Bitcoins, cryptocurrency? What is all the hype behind these words and what sort of a relationship does it have with Nepal?
‘Nepal Rastra Bank has declared dealing in bitcoins illegal in Nepal.’ This statement made quite an impact and it started a chain of conversations that left people wondering, ‘what is bitcoin?
Lets first talk about what crypto currency is all about and how bitcoins emerged from it. In simple terms cryptocurrency works as a medium of exchange that uses the concept of cryptography to secure its transactions, to control the creation of additional units, and to verify the transfer of assets.
Bitcoin, created in 2009, was the first decentralized cryptocurrency. What makes it stand out is the fact that unlike regular currency which has a regulatory authority, bitcoin does not have one. What this offers people is the chance to remain anonymous and that it is a peer-to-peer based exchange system. All of bitcoin in the world is held by users of its network in their own individual bitcoin wallets or bitcoin clients.
Nepal has had a brief affair with bitcoins.

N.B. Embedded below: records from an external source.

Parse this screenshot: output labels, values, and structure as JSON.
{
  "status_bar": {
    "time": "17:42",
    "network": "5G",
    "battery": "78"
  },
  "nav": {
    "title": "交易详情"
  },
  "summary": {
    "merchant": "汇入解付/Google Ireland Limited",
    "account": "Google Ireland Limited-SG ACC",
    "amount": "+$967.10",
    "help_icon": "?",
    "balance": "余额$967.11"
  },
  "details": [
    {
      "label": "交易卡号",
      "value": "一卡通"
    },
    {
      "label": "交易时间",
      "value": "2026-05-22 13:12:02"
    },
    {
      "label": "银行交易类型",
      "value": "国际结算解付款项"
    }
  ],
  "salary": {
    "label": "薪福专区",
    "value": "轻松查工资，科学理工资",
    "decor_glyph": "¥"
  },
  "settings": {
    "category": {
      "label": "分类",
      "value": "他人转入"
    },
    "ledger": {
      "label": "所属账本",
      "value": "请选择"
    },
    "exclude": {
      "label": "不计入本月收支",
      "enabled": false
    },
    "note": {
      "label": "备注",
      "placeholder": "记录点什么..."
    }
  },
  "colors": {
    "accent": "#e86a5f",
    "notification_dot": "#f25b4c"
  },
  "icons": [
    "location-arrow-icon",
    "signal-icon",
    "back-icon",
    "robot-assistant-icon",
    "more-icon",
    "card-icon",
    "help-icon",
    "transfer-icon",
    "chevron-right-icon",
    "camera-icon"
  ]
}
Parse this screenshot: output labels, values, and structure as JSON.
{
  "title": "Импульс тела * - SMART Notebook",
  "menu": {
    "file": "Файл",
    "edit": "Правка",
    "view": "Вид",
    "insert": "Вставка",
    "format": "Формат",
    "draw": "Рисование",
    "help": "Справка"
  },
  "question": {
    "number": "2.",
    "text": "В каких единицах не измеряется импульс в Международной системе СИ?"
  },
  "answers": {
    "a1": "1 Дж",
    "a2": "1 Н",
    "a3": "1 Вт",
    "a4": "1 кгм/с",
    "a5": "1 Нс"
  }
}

Although there is no proper evidence, in 2009 bitcoins were rumored to have been launched in Nepal and the mining started in 2011. The main reason why it lured people was the fact that it has some monetary value. Bitcoins is a currency but the problem is that is not very stable. Since its introduction, the value has fluctuated anywhere from a $100 to $500. At the start of the 2017, it was valued at $800. In recent months, the cryptocurrency has undergone a staggering increase in value; surging from roughly $3,500 in mid-September to its current price which is a mind boggling $15,000! This marked another milestone in the ascent of its value.
Yurop Shrestha, an investor shares his views, “I think that cryptocurrency in general is very interesting. The systematics and function behind it is unique.” He further adds, “Developed countries are still struggling with bitcoins so Nepal is not the best place for them!’
But as mentioned above, Bitcoins are illegal in Nepal according to a notice released by Kedar Prasad Acharya, the deputy director of Nepal Rastra Bank. The Nepali government banned bitcoin on account of it not being able to track its transactions, and it has gone so far as to arrest individuals suspected of trading in bitcoin.
President and CEO of IMS Group, Dikesh Malhotra says, “All that I know about Bitcoins is that it is illegal. I haven’t really looked into them and since it has been declared illegal I haven’t embarked on any sort of research either.” He further adds, “The government must have thought very carefully about it and thus taken the decision to ban it.” When asked about whether there could be a future for bitcoins in Nepal he states, “Nepal is still developing in terms of country and currency. We all know that bitcoin is very unstable. Maybe in the near future once it is fully developed and established, then it should be thought about. But it seems like it won’t be coming anytime soon.”
Similarly, Prakiran Shrestha, co-founder of Sastodeal doesn’t see any future for bitcoins in Nepal. “The only thing that people know about bitcoins is that they are illegal. The public has a very limited knowledge about cryptocurrency. Only those who are interested would do research on it.”
He further explains, ”Bitcoin is like a bubble. It is very unstable and though its value is increasing, it can pop at any moment. It will collapse eventually and in the process will hurt a lot of people financially.” In addition to that, ”The government has taken the right step by banning it because there is no future for bitcoins in a developing country like Nepal,” Shrestha claims.
Bitcoin has a very uncertain future as the system and structure is still being understood by people in developed countries like the US, UK and many more. It has a very erratic nature which leaves people wondering whether they should buy in or bypass it. On one hand countries like Nepal have banned it due to its promotion of black money and money laundering. Although it has a restricted presence in Asian countries like India and Indonesia, there is scope for development of bitcoin as an independent currency with the right tools.
As fascinating as bitcoins are, we just have to wait and see if anything will stop this rocket to the Moon, or if it will collapse and fade into nothingness.
Note: This article is not intended to be taken as any form of endorsement or promotion of bitcoin.